The narrative on economic history focuses on rapid corporate expansion in the US and Europe during the second half of last Century driven by the desire for vertical integration – forward into distribution to secure sales volume and backward into raw materials to ensure throughput of inputs. However, in modern business, JVs and strategic alliances are seen by many as a more promising alternative to acquisition or merger transactions, particularly in times of economic uncertainty.
Our experience underscores this evolution. In a post-GFC economy, we are now seeing more clients negotiating and forming JV agreements with domestic partners and internationally (particularly when doing business in China). This approach is not limited to big business. Start-up and other growing small businesses view JVs as an opportunity to expand into new markets and new products. For many, a JV seems to present an ideal solution: the parties can pair their complimentary skill set to achieve common objectives that they otherwise couldn’t fulfill on their own.
But despite the perceived advantages, JV arrangements often fail - the objectives of the JV are not achieved; the underlying project does not conclude; irreconcilable differences between the JV parties emerge. While this is not the case for every JV, in our experience, JV arrangements are poorly understood and regularly end in dispute. Our firm has acted on 5 significant JV-related disputes in the last 2 years. These disputes are time-consuming, expensive and take a toll on all parties to the arrangements.
Despite this conceptual definition, generally speaking (and subject to our observations in relation to fiduciary obligations below), there are no strict limitations on how the relationship between JV parties can be structured. The underling JV agreement can establish a unique set of rights and obligations that the parties wish to govern their relationship. Furthermore, JV’s may be incorporated or unincorporated. Typically, an incorporated JV involves the JV parties incorporating a new company, holding shares in that company and entering into a shareholders’ agreement that governs the operation of the JV company. Under an unincorporated JV structure, the parties remain separate and enter into a JV agreement that sets out how their relationship will be governed. The flexibility of these attributes adds to the perceived attraction of using a JV structure.
However, it is well settled at law that the terms of a JV agreement may produce a fiduciary relationship between the parties. Contrary to the position with respect to partnerships, the existence and scope of fiduciary obligations owed by JV parties to one another is determined by examining the unique circumstances of their relationship and, in particular, whether a party has undertaken to act in the interests of another (and not just in their own interests). Given the nature and purpose of JVs, this will be the case in most JV arrangements.

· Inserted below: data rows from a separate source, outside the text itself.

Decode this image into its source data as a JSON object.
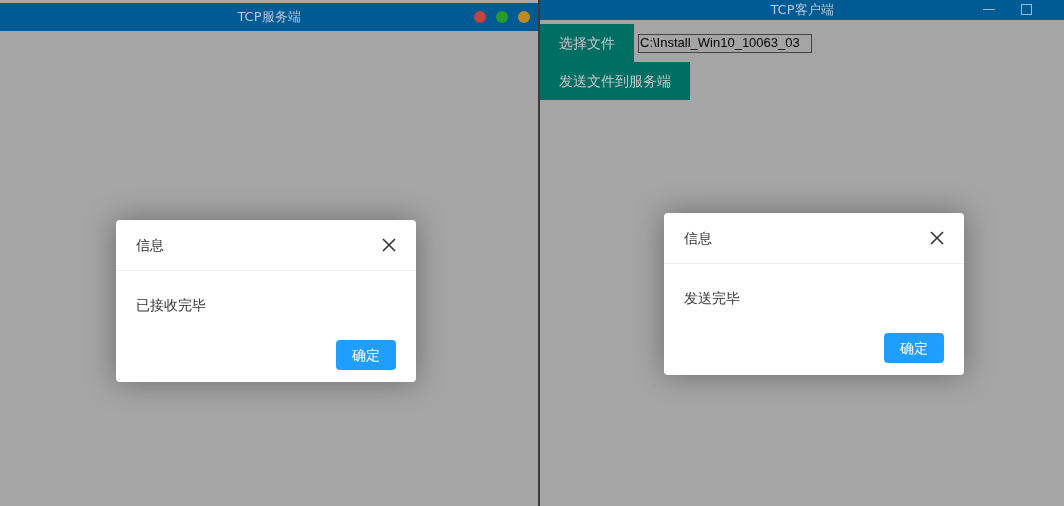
{
  "server_window": {
    "title": "TCP服务端",
    "dialog": {
      "title": "信息",
      "message": "已接收完毕",
      "button": "确定"
    }
  },
  "client_window": {
    "title": "TCP客户端",
    "choose_button": "选择文件",
    "file_path": "C:\\Install_Win10_10063_03",
    "send_button": "发送文件到服务端",
    "dialog": {
      "title": "信息",
      "message": "发送完毕",
      "button": "确定"
    }
  }
}
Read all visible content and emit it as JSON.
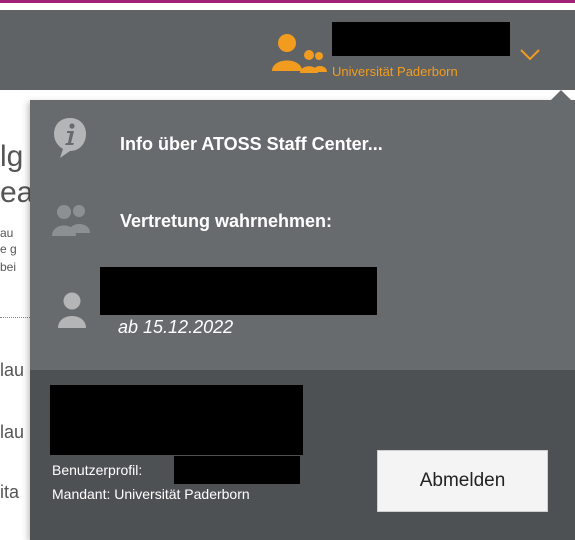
{
  "header": {
    "organization": "Universität Paderborn",
    "user_icon": "users-icon",
    "menu_toggle_icon": "chevron-down-icon",
    "background_color": "#5f6366",
    "accent_color": "#f29c1f"
  },
  "background_page": {
    "fragments": [
      "lg",
      "ea",
      "au",
      "e g",
      "bei",
      "lau",
      "lau",
      "ita"
    ]
  },
  "dropdown": {
    "info_label": "Info über ATOSS Staff Center...",
    "info_icon": "info-icon",
    "representation_label": "Vertretung wahrnehmen:",
    "representation_icon": "users-icon",
    "deputy": {
      "icon": "user-icon",
      "since": "ab 15.12.2022"
    },
    "footer": {
      "profile_label": "Benutzerprofil:",
      "mandant_label": "Mandant: Universität Paderborn",
      "logout_label": "Abmelden"
    },
    "panel_color": "#686b6e",
    "footer_color": "#4e5154"
  }
}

As a result, JV parties usually owe each other a higher standard of care when compared to other contractual relationships. Furthermore, while the contractual obligations may be clearly set out in a JV agreement, the nature and scope of the fiduciary duties owed to one another may be broad reaching and commercially difficult to define. These variables can be dangerous when the relationship breaks down.
So why don’t JV’s work? In our opinion, in the case of JVs, it is the very thing that creates potential that simultaneously weakens the structure. While JVs present businesses with an opportunity to combine different (yet complementary) skills sets and resources to achieve common goals, the bringing together of these separate organisations (with different structures, cultures and, importantly, discordant end-game objectives) to work towards a particular outcome is typically the catalyst of most JV failures.
This inherent feature of JV relationships is often exacerbated when the JV parties and JV agreements also fail to properly address how differences of opinion, direction or priorities are to be managed.
The parties should strongly consider whether alternative structures, such as a partnership or a particular strategic contract, may be a more appropriate way to govern the commercial relationship (and avoid the risks often presented with using a JV structure). Where it is decided that the parties will proceed with a JV structure, it is essential that the JV agreement incorporates a clear and effective dispute resolution mechanism. This will require a lot of thought (and negotiation) between the parties at the outset.
Our top tips for those considering or negotiating a JV structure are:
 United Dominions Corp Ltd v Brian Pty Ltd (1985) 157 CLR 1 at 10.
 Hospital Products Ltd v United States Surgical Corp (1984) 156 CLR 41 at 97.